◆ Aim of the task: Filter the entries that follow, copying every line in which the word "screenshot" appears.

### The records ###

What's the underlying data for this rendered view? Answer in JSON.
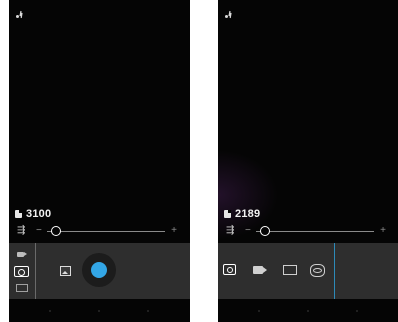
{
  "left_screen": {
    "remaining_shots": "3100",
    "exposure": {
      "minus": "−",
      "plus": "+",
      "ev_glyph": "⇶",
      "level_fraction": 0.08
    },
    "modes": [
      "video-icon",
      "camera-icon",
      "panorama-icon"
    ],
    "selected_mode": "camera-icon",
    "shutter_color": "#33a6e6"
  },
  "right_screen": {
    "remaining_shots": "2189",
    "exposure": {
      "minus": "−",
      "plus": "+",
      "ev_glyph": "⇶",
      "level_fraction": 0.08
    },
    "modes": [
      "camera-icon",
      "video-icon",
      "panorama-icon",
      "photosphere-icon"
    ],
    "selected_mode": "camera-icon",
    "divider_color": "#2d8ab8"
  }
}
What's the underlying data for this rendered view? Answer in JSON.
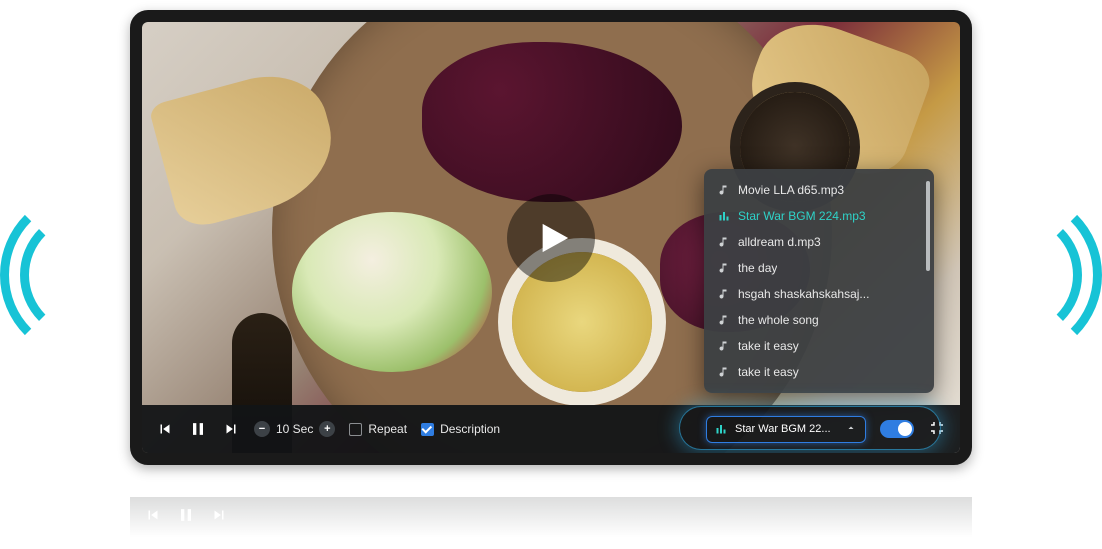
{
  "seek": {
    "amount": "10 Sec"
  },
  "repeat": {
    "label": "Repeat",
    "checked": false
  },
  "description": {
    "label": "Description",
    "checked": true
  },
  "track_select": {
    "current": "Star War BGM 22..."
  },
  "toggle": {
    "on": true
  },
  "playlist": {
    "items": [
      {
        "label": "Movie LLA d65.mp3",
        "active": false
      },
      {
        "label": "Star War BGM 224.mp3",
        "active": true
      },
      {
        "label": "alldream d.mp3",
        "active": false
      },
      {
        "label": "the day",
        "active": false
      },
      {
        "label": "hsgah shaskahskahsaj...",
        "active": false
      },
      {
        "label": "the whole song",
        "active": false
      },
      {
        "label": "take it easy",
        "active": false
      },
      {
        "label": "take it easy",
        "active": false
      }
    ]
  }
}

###
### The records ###

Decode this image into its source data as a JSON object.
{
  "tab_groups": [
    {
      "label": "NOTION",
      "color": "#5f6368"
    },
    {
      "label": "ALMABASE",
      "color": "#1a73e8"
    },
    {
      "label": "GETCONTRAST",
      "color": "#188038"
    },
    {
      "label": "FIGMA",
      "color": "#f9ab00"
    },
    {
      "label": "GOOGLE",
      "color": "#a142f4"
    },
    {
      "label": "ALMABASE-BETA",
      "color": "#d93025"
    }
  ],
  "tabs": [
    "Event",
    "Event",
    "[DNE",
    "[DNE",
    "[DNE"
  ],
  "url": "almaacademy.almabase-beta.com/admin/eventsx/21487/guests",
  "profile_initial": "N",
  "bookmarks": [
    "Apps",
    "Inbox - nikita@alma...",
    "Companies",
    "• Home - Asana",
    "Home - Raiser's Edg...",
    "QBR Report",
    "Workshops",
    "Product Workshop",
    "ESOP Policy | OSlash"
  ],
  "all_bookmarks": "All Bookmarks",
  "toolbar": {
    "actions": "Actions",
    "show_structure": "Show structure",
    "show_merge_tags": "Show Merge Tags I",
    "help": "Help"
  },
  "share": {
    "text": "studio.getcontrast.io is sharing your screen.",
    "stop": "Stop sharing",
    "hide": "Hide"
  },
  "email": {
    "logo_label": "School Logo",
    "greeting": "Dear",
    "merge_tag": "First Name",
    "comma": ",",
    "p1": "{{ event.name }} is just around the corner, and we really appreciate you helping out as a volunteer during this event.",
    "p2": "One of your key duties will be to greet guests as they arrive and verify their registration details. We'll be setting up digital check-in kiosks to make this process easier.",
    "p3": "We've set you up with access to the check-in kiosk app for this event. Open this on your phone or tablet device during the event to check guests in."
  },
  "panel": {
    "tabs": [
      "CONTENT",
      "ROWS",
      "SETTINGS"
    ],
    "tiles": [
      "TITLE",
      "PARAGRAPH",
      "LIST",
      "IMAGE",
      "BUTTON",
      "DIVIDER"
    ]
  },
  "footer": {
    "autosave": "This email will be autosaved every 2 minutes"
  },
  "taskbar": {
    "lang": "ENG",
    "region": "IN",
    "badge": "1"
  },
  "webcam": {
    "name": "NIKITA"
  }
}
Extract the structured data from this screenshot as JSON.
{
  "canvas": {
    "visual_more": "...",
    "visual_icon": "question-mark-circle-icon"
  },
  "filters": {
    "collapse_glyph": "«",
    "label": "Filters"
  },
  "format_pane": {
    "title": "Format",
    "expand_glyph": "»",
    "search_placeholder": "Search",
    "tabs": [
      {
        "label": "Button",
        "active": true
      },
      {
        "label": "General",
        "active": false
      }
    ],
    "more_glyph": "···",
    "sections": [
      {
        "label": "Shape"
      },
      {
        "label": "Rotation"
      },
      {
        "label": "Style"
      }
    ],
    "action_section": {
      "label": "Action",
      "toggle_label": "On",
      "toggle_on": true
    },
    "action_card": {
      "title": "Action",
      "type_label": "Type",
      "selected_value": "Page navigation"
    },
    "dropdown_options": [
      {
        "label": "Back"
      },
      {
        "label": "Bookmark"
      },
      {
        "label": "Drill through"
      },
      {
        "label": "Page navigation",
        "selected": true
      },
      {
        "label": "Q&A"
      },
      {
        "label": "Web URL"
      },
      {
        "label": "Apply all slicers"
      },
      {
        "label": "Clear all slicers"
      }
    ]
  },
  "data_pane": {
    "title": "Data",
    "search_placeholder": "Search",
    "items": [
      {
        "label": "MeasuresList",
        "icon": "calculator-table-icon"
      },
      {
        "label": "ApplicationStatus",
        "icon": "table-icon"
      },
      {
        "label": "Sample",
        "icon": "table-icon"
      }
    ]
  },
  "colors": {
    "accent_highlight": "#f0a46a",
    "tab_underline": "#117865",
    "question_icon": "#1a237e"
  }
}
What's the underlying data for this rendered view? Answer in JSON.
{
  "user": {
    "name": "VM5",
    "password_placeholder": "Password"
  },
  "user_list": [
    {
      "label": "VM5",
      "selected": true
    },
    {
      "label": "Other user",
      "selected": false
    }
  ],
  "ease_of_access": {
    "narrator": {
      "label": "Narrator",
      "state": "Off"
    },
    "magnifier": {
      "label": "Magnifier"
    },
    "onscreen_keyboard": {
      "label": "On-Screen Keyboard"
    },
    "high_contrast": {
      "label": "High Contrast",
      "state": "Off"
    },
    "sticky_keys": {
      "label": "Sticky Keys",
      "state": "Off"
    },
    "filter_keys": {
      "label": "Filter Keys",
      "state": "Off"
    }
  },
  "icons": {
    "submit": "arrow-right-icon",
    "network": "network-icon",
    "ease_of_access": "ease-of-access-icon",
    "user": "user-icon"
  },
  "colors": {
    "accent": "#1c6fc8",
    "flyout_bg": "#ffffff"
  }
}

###
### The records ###

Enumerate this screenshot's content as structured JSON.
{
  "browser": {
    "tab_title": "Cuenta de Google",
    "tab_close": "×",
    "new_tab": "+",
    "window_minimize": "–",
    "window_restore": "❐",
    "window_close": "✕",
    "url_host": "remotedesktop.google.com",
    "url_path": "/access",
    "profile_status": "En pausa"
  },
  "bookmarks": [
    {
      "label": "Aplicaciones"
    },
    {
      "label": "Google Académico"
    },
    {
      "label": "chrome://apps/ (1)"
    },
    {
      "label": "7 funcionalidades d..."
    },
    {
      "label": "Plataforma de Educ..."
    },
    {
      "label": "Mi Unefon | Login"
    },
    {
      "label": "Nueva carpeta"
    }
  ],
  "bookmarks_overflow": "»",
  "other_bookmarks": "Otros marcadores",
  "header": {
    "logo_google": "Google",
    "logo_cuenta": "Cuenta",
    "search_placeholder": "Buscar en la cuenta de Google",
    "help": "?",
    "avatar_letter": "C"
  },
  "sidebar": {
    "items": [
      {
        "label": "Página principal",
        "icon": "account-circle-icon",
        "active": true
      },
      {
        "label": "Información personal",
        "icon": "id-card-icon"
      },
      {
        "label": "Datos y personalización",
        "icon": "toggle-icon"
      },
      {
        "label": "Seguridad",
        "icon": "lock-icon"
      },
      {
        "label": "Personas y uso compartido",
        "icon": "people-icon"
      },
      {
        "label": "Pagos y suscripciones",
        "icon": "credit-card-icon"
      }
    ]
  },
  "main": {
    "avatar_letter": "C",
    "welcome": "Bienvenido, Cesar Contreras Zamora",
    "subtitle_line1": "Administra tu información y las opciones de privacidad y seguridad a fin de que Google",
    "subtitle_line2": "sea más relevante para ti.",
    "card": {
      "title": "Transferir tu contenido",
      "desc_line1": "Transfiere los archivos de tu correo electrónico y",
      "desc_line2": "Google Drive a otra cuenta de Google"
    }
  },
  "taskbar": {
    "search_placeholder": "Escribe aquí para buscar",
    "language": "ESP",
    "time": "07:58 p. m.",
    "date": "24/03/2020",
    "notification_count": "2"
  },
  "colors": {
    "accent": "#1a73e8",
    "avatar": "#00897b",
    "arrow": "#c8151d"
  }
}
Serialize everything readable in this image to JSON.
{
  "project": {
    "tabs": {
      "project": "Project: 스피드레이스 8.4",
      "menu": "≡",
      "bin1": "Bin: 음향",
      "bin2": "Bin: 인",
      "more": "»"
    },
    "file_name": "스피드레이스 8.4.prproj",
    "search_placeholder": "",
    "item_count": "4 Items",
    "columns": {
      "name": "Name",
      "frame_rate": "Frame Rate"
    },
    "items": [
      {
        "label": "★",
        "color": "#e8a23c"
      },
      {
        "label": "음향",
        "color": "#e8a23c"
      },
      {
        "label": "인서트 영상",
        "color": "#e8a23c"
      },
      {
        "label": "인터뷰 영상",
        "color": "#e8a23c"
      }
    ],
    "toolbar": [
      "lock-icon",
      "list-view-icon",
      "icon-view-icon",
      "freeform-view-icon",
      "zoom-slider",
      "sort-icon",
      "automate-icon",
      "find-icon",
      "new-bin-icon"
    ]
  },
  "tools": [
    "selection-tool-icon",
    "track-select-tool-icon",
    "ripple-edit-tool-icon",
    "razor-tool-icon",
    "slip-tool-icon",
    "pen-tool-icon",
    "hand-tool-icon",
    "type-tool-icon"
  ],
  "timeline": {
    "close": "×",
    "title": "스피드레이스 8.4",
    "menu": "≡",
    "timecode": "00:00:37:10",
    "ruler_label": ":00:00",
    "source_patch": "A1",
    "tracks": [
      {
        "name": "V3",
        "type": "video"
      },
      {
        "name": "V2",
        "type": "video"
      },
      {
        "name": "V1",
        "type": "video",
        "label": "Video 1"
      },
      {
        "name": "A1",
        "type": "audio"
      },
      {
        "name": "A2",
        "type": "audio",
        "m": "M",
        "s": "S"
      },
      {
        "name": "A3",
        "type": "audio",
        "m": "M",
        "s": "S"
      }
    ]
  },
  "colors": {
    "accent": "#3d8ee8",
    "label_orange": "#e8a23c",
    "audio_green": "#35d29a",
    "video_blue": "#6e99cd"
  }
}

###

◆ Result of the exercise:
Extract the structured data from this screenshot as JSON.
Enumerate this screenshot's content as structured JSON.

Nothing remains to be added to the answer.